### Task description:
Write out every entry word for word.

### Entries shown:
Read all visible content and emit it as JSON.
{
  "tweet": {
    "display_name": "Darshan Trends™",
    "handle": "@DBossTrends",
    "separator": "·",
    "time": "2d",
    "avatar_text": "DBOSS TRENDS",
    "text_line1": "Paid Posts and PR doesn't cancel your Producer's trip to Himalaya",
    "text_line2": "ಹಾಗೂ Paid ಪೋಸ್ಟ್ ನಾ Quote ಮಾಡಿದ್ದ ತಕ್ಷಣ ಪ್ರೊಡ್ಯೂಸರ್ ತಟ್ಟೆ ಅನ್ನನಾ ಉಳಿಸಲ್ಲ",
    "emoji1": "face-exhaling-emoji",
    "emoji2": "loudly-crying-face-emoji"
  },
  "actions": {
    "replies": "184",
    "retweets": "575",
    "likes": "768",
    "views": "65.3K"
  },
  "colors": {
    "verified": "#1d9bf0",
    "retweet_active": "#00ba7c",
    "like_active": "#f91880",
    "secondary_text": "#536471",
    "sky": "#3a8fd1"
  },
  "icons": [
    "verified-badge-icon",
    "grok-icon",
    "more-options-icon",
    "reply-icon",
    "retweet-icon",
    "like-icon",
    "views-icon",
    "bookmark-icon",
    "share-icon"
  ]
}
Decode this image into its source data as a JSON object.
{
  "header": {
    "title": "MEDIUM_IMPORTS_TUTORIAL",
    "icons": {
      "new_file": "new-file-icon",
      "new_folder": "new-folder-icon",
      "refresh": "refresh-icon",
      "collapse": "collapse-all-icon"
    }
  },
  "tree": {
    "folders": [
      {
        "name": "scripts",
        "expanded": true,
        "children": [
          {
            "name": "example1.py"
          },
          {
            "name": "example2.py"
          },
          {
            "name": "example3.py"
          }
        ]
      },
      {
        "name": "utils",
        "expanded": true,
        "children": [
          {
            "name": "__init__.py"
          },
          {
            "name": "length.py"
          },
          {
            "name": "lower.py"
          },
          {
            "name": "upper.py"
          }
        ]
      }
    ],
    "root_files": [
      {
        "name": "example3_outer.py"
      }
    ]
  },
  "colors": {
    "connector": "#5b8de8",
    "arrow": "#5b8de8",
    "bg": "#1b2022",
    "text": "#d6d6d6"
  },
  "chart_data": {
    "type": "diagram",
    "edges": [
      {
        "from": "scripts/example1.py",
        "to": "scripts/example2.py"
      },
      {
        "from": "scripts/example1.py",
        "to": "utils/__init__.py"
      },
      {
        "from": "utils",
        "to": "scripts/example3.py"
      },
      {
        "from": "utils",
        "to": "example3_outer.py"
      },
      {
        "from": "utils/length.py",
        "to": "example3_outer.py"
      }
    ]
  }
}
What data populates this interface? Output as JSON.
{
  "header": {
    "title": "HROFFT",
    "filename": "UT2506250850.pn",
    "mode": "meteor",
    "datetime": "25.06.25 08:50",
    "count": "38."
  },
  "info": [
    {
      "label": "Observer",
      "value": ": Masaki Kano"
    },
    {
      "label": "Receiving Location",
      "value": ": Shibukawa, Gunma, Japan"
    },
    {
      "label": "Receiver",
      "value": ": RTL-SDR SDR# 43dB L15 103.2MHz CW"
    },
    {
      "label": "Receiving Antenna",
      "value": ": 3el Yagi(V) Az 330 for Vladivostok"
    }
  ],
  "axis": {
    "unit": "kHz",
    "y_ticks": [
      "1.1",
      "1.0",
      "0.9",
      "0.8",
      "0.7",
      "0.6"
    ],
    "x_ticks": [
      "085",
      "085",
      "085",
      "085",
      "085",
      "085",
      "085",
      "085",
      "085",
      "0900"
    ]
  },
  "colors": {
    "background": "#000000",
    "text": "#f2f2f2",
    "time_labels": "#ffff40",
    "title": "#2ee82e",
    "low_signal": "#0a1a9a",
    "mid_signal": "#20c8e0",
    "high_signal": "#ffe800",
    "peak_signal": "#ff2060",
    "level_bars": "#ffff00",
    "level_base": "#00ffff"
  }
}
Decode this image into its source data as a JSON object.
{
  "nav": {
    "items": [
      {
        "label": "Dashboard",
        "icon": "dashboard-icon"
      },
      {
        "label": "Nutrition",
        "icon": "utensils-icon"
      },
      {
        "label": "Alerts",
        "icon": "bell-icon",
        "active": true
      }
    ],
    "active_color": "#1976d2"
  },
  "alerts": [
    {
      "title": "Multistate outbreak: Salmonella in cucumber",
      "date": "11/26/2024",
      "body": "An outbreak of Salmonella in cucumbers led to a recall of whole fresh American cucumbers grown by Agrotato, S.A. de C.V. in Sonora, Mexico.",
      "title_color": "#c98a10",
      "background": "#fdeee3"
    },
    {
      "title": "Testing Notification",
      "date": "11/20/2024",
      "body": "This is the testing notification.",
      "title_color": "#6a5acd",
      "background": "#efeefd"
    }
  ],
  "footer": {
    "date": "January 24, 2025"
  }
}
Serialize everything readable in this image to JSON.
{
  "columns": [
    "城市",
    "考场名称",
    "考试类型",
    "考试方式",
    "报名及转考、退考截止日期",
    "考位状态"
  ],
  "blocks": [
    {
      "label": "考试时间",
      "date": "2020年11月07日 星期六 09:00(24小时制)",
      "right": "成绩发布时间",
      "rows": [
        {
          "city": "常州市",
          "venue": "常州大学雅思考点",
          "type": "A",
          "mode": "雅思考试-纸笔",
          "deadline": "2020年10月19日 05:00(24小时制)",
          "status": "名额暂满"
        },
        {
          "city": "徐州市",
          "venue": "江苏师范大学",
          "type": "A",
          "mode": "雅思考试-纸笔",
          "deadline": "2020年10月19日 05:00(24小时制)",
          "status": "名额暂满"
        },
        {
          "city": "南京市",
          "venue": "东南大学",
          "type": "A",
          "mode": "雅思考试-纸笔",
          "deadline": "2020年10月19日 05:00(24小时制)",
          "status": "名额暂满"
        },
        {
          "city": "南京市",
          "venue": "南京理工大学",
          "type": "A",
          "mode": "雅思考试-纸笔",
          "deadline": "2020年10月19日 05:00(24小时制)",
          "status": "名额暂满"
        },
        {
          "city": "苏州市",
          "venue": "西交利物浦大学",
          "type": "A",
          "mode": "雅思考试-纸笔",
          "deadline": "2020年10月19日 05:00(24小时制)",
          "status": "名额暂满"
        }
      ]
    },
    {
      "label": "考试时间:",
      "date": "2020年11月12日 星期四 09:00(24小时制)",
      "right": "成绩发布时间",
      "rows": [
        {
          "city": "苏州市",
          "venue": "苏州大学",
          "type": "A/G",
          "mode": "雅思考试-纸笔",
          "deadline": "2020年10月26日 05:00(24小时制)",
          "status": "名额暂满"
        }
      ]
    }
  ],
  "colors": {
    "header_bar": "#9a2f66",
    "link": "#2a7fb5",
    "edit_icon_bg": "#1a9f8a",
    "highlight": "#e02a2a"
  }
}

### Reply:
Read all visible content and emit it as JSON.
{
  "tweet": {
    "display_name": "Darshan Trends™",
    "handle": "@DBossTrends",
    "separator": "·",
    "time": "2d",
    "avatar_text": "DBOSS TRENDS",
    "text_line1": "Paid Posts and PR doesn't cancel your Producer's trip to Himalaya",
    "text_line2": "ಹಾಗೂ Paid ಪೋಸ್ಟ್ ನಾ Quote ಮಾಡಿದ್ದ ತಕ್ಷಣ ಪ್ರೊಡ್ಯೂಸರ್ ತಟ್ಟೆ ಅನ್ನನಾ ಉಳಿಸಲ್ಲ",
    "emoji1": "face-exhaling-emoji",
    "emoji2": "loudly-crying-face-emoji"
  },
  "actions": {
    "replies": "184",
    "retweets": "575",
    "likes": "768",
    "views": "65.3K"
  },
  "colors": {
    "verified": "#1d9bf0",
    "retweet_active": "#00ba7c",
    "like_active": "#f91880",
    "secondary_text": "#536471",
    "sky": "#3a8fd1"
  },
  "icons": [
    "verified-badge-icon",
    "grok-icon",
    "more-options-icon",
    "reply-icon",
    "retweet-icon",
    "like-icon",
    "views-icon",
    "bookmark-icon",
    "share-icon"
  ]
}
Decode this image into its source data as a JSON object.
{
  "header": {
    "title": "MEDIUM_IMPORTS_TUTORIAL",
    "icons": {
      "new_file": "new-file-icon",
      "new_folder": "new-folder-icon",
      "refresh": "refresh-icon",
      "collapse": "collapse-all-icon"
    }
  },
  "tree": {
    "folders": [
      {
        "name": "scripts",
        "expanded": true,
        "children": [
          {
            "name": "example1.py"
          },
          {
            "name": "example2.py"
          },
          {
            "name": "example3.py"
          }
        ]
      },
      {
        "name": "utils",
        "expanded": true,
        "children": [
          {
            "name": "__init__.py"
          },
          {
            "name": "length.py"
          },
          {
            "name": "lower.py"
          },
          {
            "name": "upper.py"
          }
        ]
      }
    ],
    "root_files": [
      {
        "name": "example3_outer.py"
      }
    ]
  },
  "colors": {
    "connector": "#5b8de8",
    "arrow": "#5b8de8",
    "bg": "#1b2022",
    "text": "#d6d6d6"
  },
  "chart_data": {
    "type": "diagram",
    "edges": [
      {
        "from": "scripts/example1.py",
        "to": "scripts/example2.py"
      },
      {
        "from": "scripts/example1.py",
        "to": "utils/__init__.py"
      },
      {
        "from": "utils",
        "to": "scripts/example3.py"
      },
      {
        "from": "utils",
        "to": "example3_outer.py"
      },
      {
        "from": "utils/length.py",
        "to": "example3_outer.py"
      }
    ]
  }
}
What data populates this interface? Output as JSON.
{
  "header": {
    "title": "HROFFT",
    "filename": "UT2506250850.pn",
    "mode": "meteor",
    "datetime": "25.06.25 08:50",
    "count": "38."
  },
  "info": [
    {
      "label": "Observer",
      "value": ": Masaki Kano"
    },
    {
      "label": "Receiving Location",
      "value": ": Shibukawa, Gunma, Japan"
    },
    {
      "label": "Receiver",
      "value": ": RTL-SDR SDR# 43dB L15 103.2MHz CW"
    },
    {
      "label": "Receiving Antenna",
      "value": ": 3el Yagi(V) Az 330 for Vladivostok"
    }
  ],
  "axis": {
    "unit": "kHz",
    "y_ticks": [
      "1.1",
      "1.0",
      "0.9",
      "0.8",
      "0.7",
      "0.6"
    ],
    "x_ticks": [
      "085",
      "085",
      "085",
      "085",
      "085",
      "085",
      "085",
      "085",
      "085",
      "0900"
    ]
  },
  "colors": {
    "background": "#000000",
    "text": "#f2f2f2",
    "time_labels": "#ffff40",
    "title": "#2ee82e",
    "low_signal": "#0a1a9a",
    "mid_signal": "#20c8e0",
    "high_signal": "#ffe800",
    "peak_signal": "#ff2060",
    "level_bars": "#ffff00",
    "level_base": "#00ffff"
  }
}
Decode this image into its source data as a JSON object.
{
  "nav": {
    "items": [
      {
        "label": "Dashboard",
        "icon": "dashboard-icon"
      },
      {
        "label": "Nutrition",
        "icon": "utensils-icon"
      },
      {
        "label": "Alerts",
        "icon": "bell-icon",
        "active": true
      }
    ],
    "active_color": "#1976d2"
  },
  "alerts": [
    {
      "title": "Multistate outbreak: Salmonella in cucumber",
      "date": "11/26/2024",
      "body": "An outbreak of Salmonella in cucumbers led to a recall of whole fresh American cucumbers grown by Agrotato, S.A. de C.V. in Sonora, Mexico.",
      "title_color": "#c98a10",
      "background": "#fdeee3"
    },
    {
      "title": "Testing Notification",
      "date": "11/20/2024",
      "body": "This is the testing notification.",
      "title_color": "#6a5acd",
      "background": "#efeefd"
    }
  ],
  "footer": {
    "date": "January 24, 2025"
  }
}
Serialize everything readable in this image to JSON.
{
  "columns": [
    "城市",
    "考场名称",
    "考试类型",
    "考试方式",
    "报名及转考、退考截止日期",
    "考位状态"
  ],
  "blocks": [
    {
      "label": "考试时间",
      "date": "2020年11月07日 星期六 09:00(24小时制)",
      "right": "成绩发布时间",
      "rows": [
        {
          "city": "常州市",
          "venue": "常州大学雅思考点",
          "type": "A",
          "mode": "雅思考试-纸笔",
          "deadline": "2020年10月19日 05:00(24小时制)",
          "status": "名额暂满"
        },
        {
          "city": "徐州市",
          "venue": "江苏师范大学",
          "type": "A",
          "mode": "雅思考试-纸笔",
          "deadline": "2020年10月19日 05:00(24小时制)",
          "status": "名额暂满"
        },
        {
          "city": "南京市",
          "venue": "东南大学",
          "type": "A",
          "mode": "雅思考试-纸笔",
          "deadline": "2020年10月19日 05:00(24小时制)",
          "status": "名额暂满"
        },
        {
          "city": "南京市",
          "venue": "南京理工大学",
          "type": "A",
          "mode": "雅思考试-纸笔",
          "deadline": "2020年10月19日 05:00(24小时制)",
          "status": "名额暂满"
        },
        {
          "city": "苏州市",
          "venue": "西交利物浦大学",
          "type": "A",
          "mode": "雅思考试-纸笔",
          "deadline": "2020年10月19日 05:00(24小时制)",
          "status": "名额暂满"
        }
      ]
    },
    {
      "label": "考试时间:",
      "date": "2020年11月12日 星期四 09:00(24小时制)",
      "right": "成绩发布时间",
      "rows": [
        {
          "city": "苏州市",
          "venue": "苏州大学",
          "type": "A/G",
          "mode": "雅思考试-纸笔",
          "deadline": "2020年10月26日 05:00(24小时制)",
          "status": "名额暂满"
        }
      ]
    }
  ],
  "colors": {
    "header_bar": "#9a2f66",
    "link": "#2a7fb5",
    "edit_icon_bg": "#1a9f8a",
    "highlight": "#e02a2a"
  }
}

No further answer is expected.